Thus the story leads us inexorably to a new generation that knows little or nothing of Roman culture. In this way, The Saxon Shore continues with the same strength as preceding volumes. Jack Whyte's most splendid achievement is the creation of an historical period so well grounded in fact that the legend becomes real and Arthur lives again. --Greg L. Johnson --This text refers to an alternate Mass Market Paperback edition.
The fourth book in Whyte's engrossing, highly realistic retelling of the Arthurian legend takes up where The Eagle's Brood (1997) left off. Narrated by Caius Merlyn Brittanicus from journals written at the end of the "wizard's" long life, this volume begins in an immensely exciting fashion, with Merlyn and the orphaned infant Arthur Pendragon in desperate straits, adrift on the ocean in a small galley without food or oars. They are saved by a ship commanded by Connor, son of the High King of the Scots of Eire, who takes the babe with him to Eireland until the return of Connor's brother Donuil, whom Connor believes has been taken hostage by Merlyn. The plot then settles into well-handled depictions of political intrigue, the training of cavalry with infantry and the love stories that inevitably arise, including one about Donuil and the sorcerously gifted Shelagh and another about Merlyn's half-brother, Ambrose, and the skilled surgeon Ludmilla. As Camulod prospers, Merlyn works hard at fulfilling what he considers his destinyApreparing the boy for his prophesied role as High King of all Britain. Whyte's descriptions, astonishingly vivid, of this ancient and mystical era ring true, as do his characters, who include a number of strong women. Whyte shows why Camulod was such a wonder, demonstrating time and again how persistence, knowledge and empathy can help push back the darkness of ignorance to build a shining futureAa lesson that has not lost its value for being centuries old and shrouded in the mists of myth and magic. Author tour.
Copyright 1998 Reed Business Information, Inc. --This text refers to the Hardcover edition.

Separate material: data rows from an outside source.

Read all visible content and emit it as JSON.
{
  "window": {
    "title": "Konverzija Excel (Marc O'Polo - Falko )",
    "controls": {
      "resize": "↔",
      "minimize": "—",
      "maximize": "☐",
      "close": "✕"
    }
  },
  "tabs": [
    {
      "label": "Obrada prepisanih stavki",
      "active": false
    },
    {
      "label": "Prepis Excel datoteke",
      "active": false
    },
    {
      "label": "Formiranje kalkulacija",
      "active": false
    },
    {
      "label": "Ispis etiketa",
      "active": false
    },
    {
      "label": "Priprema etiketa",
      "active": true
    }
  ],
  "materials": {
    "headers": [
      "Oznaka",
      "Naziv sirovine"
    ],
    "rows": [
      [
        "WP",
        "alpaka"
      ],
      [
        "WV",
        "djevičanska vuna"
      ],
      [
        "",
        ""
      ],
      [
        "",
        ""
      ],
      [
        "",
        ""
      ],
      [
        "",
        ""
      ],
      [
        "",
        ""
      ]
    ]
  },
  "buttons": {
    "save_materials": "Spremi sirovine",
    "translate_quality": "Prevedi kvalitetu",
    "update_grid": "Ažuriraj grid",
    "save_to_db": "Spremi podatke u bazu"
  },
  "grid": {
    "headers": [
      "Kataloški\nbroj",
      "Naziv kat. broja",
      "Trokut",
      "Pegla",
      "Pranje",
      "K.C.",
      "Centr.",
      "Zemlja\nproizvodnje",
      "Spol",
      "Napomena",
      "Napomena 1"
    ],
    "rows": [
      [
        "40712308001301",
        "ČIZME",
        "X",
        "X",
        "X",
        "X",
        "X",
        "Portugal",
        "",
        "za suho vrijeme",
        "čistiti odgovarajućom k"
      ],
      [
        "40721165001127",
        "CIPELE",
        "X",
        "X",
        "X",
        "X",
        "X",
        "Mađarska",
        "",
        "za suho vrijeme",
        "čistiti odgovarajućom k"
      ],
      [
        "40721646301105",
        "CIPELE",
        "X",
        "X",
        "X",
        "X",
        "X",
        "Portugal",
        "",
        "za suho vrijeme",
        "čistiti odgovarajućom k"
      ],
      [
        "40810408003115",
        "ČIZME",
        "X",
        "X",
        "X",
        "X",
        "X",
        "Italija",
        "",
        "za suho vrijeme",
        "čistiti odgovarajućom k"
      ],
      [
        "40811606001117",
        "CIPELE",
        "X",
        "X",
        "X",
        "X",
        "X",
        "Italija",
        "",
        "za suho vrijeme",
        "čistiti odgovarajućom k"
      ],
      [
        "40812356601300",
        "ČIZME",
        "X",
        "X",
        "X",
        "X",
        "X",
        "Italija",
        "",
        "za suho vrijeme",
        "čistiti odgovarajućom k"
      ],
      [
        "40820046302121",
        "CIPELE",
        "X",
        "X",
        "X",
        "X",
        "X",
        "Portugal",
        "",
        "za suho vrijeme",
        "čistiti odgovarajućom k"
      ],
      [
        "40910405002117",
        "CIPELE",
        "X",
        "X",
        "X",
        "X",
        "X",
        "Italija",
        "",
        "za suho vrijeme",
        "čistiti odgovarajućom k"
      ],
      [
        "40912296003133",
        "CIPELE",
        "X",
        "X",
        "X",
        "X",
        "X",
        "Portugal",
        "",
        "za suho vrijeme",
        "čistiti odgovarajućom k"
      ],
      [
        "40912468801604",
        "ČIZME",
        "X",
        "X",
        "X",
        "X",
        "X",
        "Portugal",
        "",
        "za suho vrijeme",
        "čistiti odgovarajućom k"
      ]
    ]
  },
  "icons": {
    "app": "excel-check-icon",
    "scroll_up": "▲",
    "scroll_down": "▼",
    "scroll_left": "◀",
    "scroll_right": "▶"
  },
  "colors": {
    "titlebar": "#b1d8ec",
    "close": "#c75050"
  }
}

Fast delivery, excellent condition. This is the fourth in a series started with The Skystone, a new and interesting look at the survival of civilized life after the Roman... Read morePublished 13 months ago by Sara Emond
While I enjoyed book 4 in this series,I can't help but feel that this is just a bridge between the days of the colony and what is obviously about to follow in book 5. Read morePublished on May 17 2001 by Beverley Strong
This book is fun like the others but can get darned ridiculous at times (like the others), so my recommendation is read them if you want a decent yarn and can't resist Arthurian... Read morePublished on May 3 2000
I only review books that I like. It seems to me childish and petty to attack an author's work simply because you don't like it. Read morePublished on April 27 2000 by Joseph H Pierre
I have enjoyed these books although they have a recipe that is a little heavy. Anyone who is addicted to the Arthur / Merlin stories might enjoy these as well. Read morePublished on Feb. 22 2000
This book isn't that bad, but it certainly isn't that great, either. Overall unremarkable next to so many other excellent historical fiction novels or just plain adventurous... Read morePublished on Jan. 12 2000
Jack Whyte's chronicles get better as they continue. The Roman history is a fascinating read and is easy to follow for anyone not familiar with the Roman conquests and traditions. Read morePublished on Nov. 25 1999 by michaeljcallahan